Data listing =>
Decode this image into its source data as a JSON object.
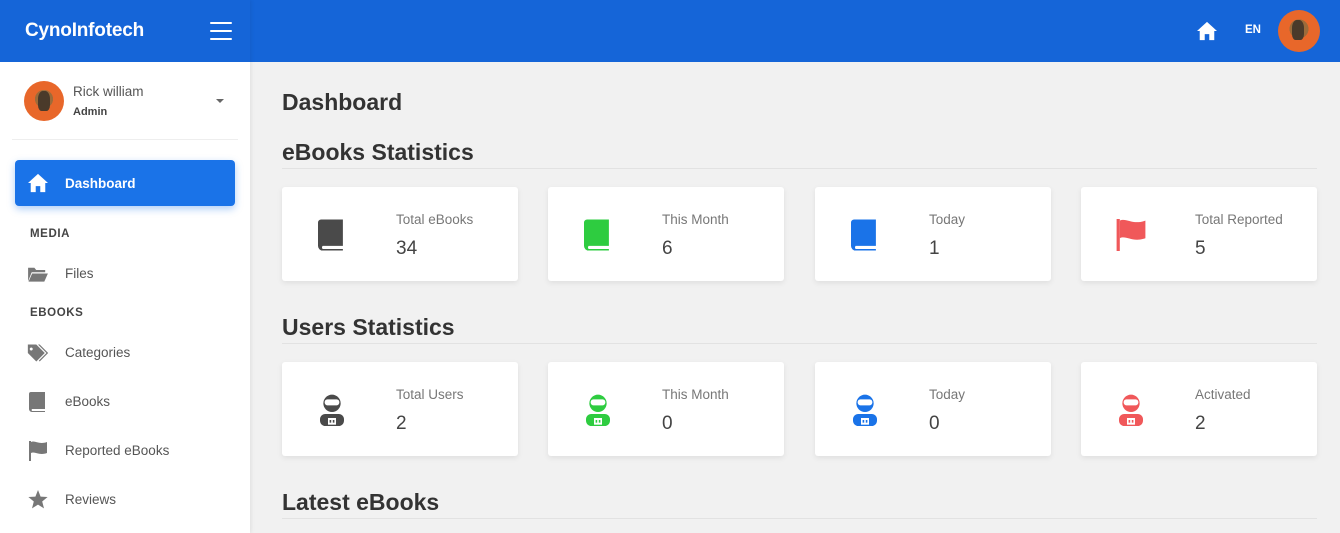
{
  "brand": "CynoInfotech",
  "user": {
    "name": "Rick william",
    "role": "Admin"
  },
  "sidebar": {
    "active": {
      "label": "Dashboard",
      "icon": "home-icon"
    },
    "sections": [
      {
        "title": "MEDIA",
        "items": [
          {
            "label": "Files",
            "icon": "folder-icon"
          }
        ]
      },
      {
        "title": "EBOOKS",
        "items": [
          {
            "label": "Categories",
            "icon": "tags-icon"
          },
          {
            "label": "eBooks",
            "icon": "book-icon"
          },
          {
            "label": "Reported eBooks",
            "icon": "flag-icon"
          },
          {
            "label": "Reviews",
            "icon": "star-icon"
          }
        ]
      }
    ]
  },
  "topbar": {
    "lang": "EN"
  },
  "page_title": "Dashboard",
  "ebooks_stats": {
    "title": "eBooks Statistics",
    "cards": [
      {
        "label": "Total eBooks",
        "value": "34",
        "color": "#4a4a4a",
        "icon": "book-icon"
      },
      {
        "label": "This Month",
        "value": "6",
        "color": "#2ecc40",
        "icon": "book-icon"
      },
      {
        "label": "Today",
        "value": "1",
        "color": "#1a73e8",
        "icon": "book-icon"
      },
      {
        "label": "Total Reported",
        "value": "5",
        "color": "#f0585a",
        "icon": "flag-icon"
      }
    ]
  },
  "users_stats": {
    "title": "Users Statistics",
    "cards": [
      {
        "label": "Total Users",
        "value": "2",
        "color": "#4a4a4a",
        "icon": "user-astronaut-icon"
      },
      {
        "label": "This Month",
        "value": "0",
        "color": "#2ecc40",
        "icon": "user-astronaut-icon"
      },
      {
        "label": "Today",
        "value": "0",
        "color": "#1a73e8",
        "icon": "user-astronaut-icon"
      },
      {
        "label": "Activated",
        "value": "2",
        "color": "#f0585a",
        "icon": "user-astronaut-icon"
      }
    ]
  },
  "latest_ebooks": {
    "title": "Latest eBooks"
  }
}
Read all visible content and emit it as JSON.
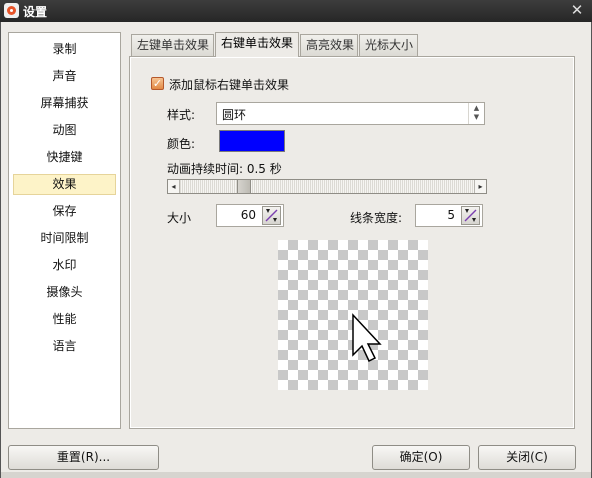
{
  "window": {
    "title": "设置"
  },
  "sidebar": {
    "items": [
      {
        "label": "录制"
      },
      {
        "label": "声音"
      },
      {
        "label": "屏幕捕获"
      },
      {
        "label": "动图"
      },
      {
        "label": "快捷键"
      },
      {
        "label": "效果"
      },
      {
        "label": "保存"
      },
      {
        "label": "时间限制"
      },
      {
        "label": "水印"
      },
      {
        "label": "摄像头"
      },
      {
        "label": "性能"
      },
      {
        "label": "语言"
      }
    ],
    "selected": "效果"
  },
  "tabs": [
    {
      "label": "左键单击效果"
    },
    {
      "label": "右键单击效果"
    },
    {
      "label": "高亮效果"
    },
    {
      "label": "光标大小"
    }
  ],
  "active_tab": "右键单击效果",
  "panel": {
    "enable_checkbox": {
      "label": "添加鼠标右键单击效果",
      "checked": true
    },
    "style": {
      "label": "样式:",
      "value": "圆环"
    },
    "color": {
      "label": "颜色:",
      "value": "#0000ff"
    },
    "duration": {
      "label": "动画持续时间: 0.5 秒",
      "value": 0.5,
      "slider_fraction": 0.2
    },
    "size": {
      "label": "大小",
      "value": "60"
    },
    "line_width": {
      "label": "线条宽度:",
      "value": "5"
    },
    "preview": {
      "icon": "cursor-arrow-icon"
    }
  },
  "buttons": {
    "reset": "重置(R)...",
    "ok": "确定(O)",
    "close": "关闭(C)"
  }
}
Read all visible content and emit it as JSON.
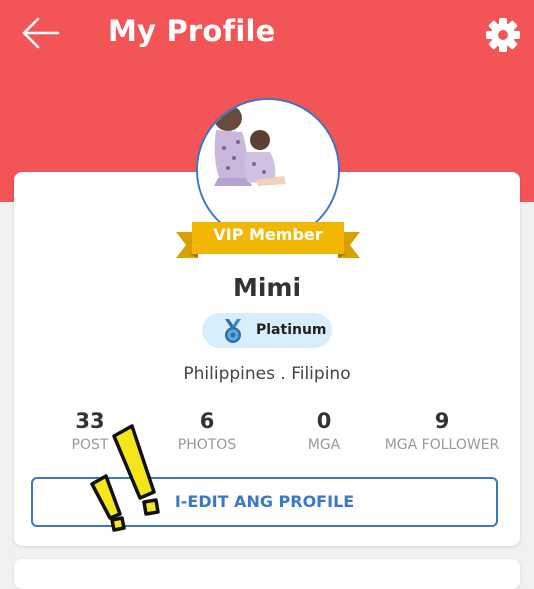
{
  "header": {
    "title": "My Profile",
    "back_icon": "arrow-left-icon",
    "settings_icon": "gear-icon",
    "color": "#f35557"
  },
  "profile": {
    "vip_label": "VIP Member",
    "name": "Mimi",
    "tier": {
      "label": "Platinum",
      "icon": "medal-icon"
    },
    "location": "Philippines . Filipino"
  },
  "stats": [
    {
      "value": "33",
      "label": "POST"
    },
    {
      "value": "6",
      "label": "PHOTOS"
    },
    {
      "value": "0",
      "label": "MGA"
    },
    {
      "value": "9",
      "label": "MGA FOLLOWER"
    }
  ],
  "edit_button": {
    "label": "I-EDIT ANG PROFILE",
    "color": "#3a78c8"
  },
  "colors": {
    "vip_gold": "#f2b705",
    "badge_bg": "#d9eefb"
  }
}
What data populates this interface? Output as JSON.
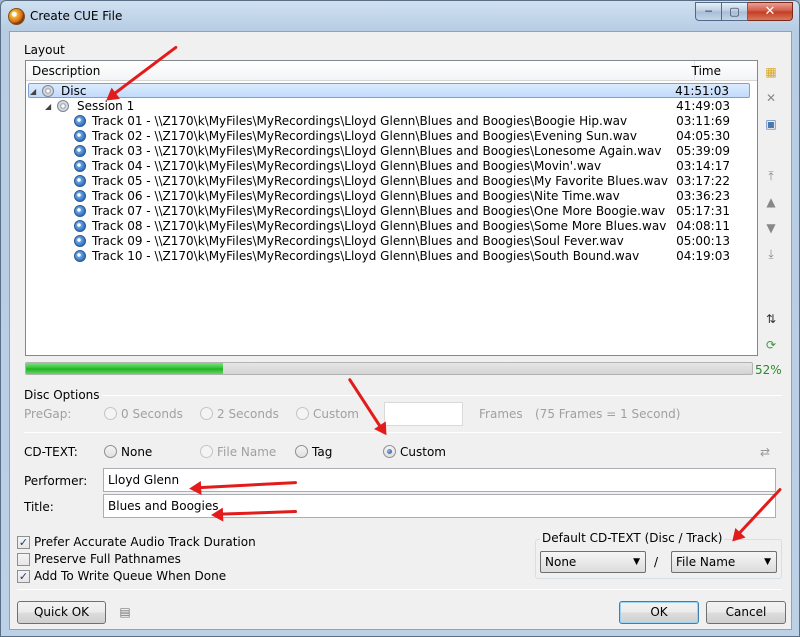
{
  "window": {
    "title": "Create CUE File"
  },
  "layout": {
    "group_label": "Layout",
    "columns": {
      "description": "Description",
      "time": "Time"
    },
    "disc": {
      "label": "Disc",
      "time": "41:51:03"
    },
    "session": {
      "label": "Session 1",
      "time": "41:49:03"
    },
    "tracks": [
      {
        "label": "Track 01 - \\\\Z170\\k\\MyFiles\\MyRecordings\\Lloyd Glenn\\Blues and Boogies\\Boogie Hip.wav",
        "time": "03:11:69"
      },
      {
        "label": "Track 02 - \\\\Z170\\k\\MyFiles\\MyRecordings\\Lloyd Glenn\\Blues and Boogies\\Evening Sun.wav",
        "time": "04:05:30"
      },
      {
        "label": "Track 03 - \\\\Z170\\k\\MyFiles\\MyRecordings\\Lloyd Glenn\\Blues and Boogies\\Lonesome Again.wav",
        "time": "05:39:09"
      },
      {
        "label": "Track 04 - \\\\Z170\\k\\MyFiles\\MyRecordings\\Lloyd Glenn\\Blues and Boogies\\Movin'.wav",
        "time": "03:14:17"
      },
      {
        "label": "Track 05 - \\\\Z170\\k\\MyFiles\\MyRecordings\\Lloyd Glenn\\Blues and Boogies\\My Favorite Blues.wav",
        "time": "03:17:22"
      },
      {
        "label": "Track 06 - \\\\Z170\\k\\MyFiles\\MyRecordings\\Lloyd Glenn\\Blues and Boogies\\Nite Time.wav",
        "time": "03:36:23"
      },
      {
        "label": "Track 07 - \\\\Z170\\k\\MyFiles\\MyRecordings\\Lloyd Glenn\\Blues and Boogies\\One More Boogie.wav",
        "time": "05:17:31"
      },
      {
        "label": "Track 08 - \\\\Z170\\k\\MyFiles\\MyRecordings\\Lloyd Glenn\\Blues and Boogies\\Some More Blues.wav",
        "time": "04:08:11"
      },
      {
        "label": "Track 09 - \\\\Z170\\k\\MyFiles\\MyRecordings\\Lloyd Glenn\\Blues and Boogies\\Soul Fever.wav",
        "time": "05:00:13"
      },
      {
        "label": "Track 10 - \\\\Z170\\k\\MyFiles\\MyRecordings\\Lloyd Glenn\\Blues and Boogies\\South Bound.wav",
        "time": "04:19:03"
      }
    ],
    "side_tool_icons": [
      "folder-add-icon",
      "delete-icon",
      "properties-icon",
      "move-top-icon",
      "move-up-icon",
      "move-down-icon",
      "move-bottom-icon",
      "sort-icon",
      "refresh-icon"
    ]
  },
  "progress": {
    "value": 0.52,
    "text": "52%",
    "color": "#2ec12e"
  },
  "disc_options": {
    "label": "Disc Options",
    "pregap_label": "PreGap:",
    "pregap_options": [
      "0 Seconds",
      "2 Seconds",
      "Custom"
    ],
    "frames_label": "Frames",
    "frames_hint": "(75 Frames = 1 Second)",
    "frames_value": ""
  },
  "cdtext": {
    "label": "CD-TEXT:",
    "options": [
      "None",
      "File Name",
      "Tag",
      "Custom"
    ],
    "selected": "Custom",
    "performer_label": "Performer:",
    "performer_value": "Lloyd Glenn",
    "title_label": "Title:",
    "title_value": "Blues and Boogies"
  },
  "checkboxes": [
    {
      "label": "Prefer Accurate Audio Track Duration",
      "checked": true
    },
    {
      "label": "Preserve Full Pathnames",
      "checked": false
    },
    {
      "label": "Add To Write Queue When Done",
      "checked": true
    }
  ],
  "default_cdtext": {
    "label": "Default CD-TEXT (Disc / Track)",
    "disc_value": "None",
    "separator": "/",
    "track_value": "File Name"
  },
  "buttons": {
    "quick_ok": "Quick OK",
    "ok": "OK",
    "cancel": "Cancel"
  },
  "annotation_color": "#e31b1b"
}
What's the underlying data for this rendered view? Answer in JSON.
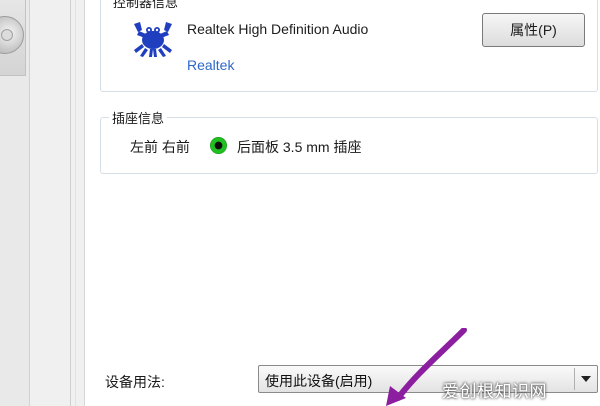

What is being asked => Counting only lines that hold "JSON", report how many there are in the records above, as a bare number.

Worked solution => 5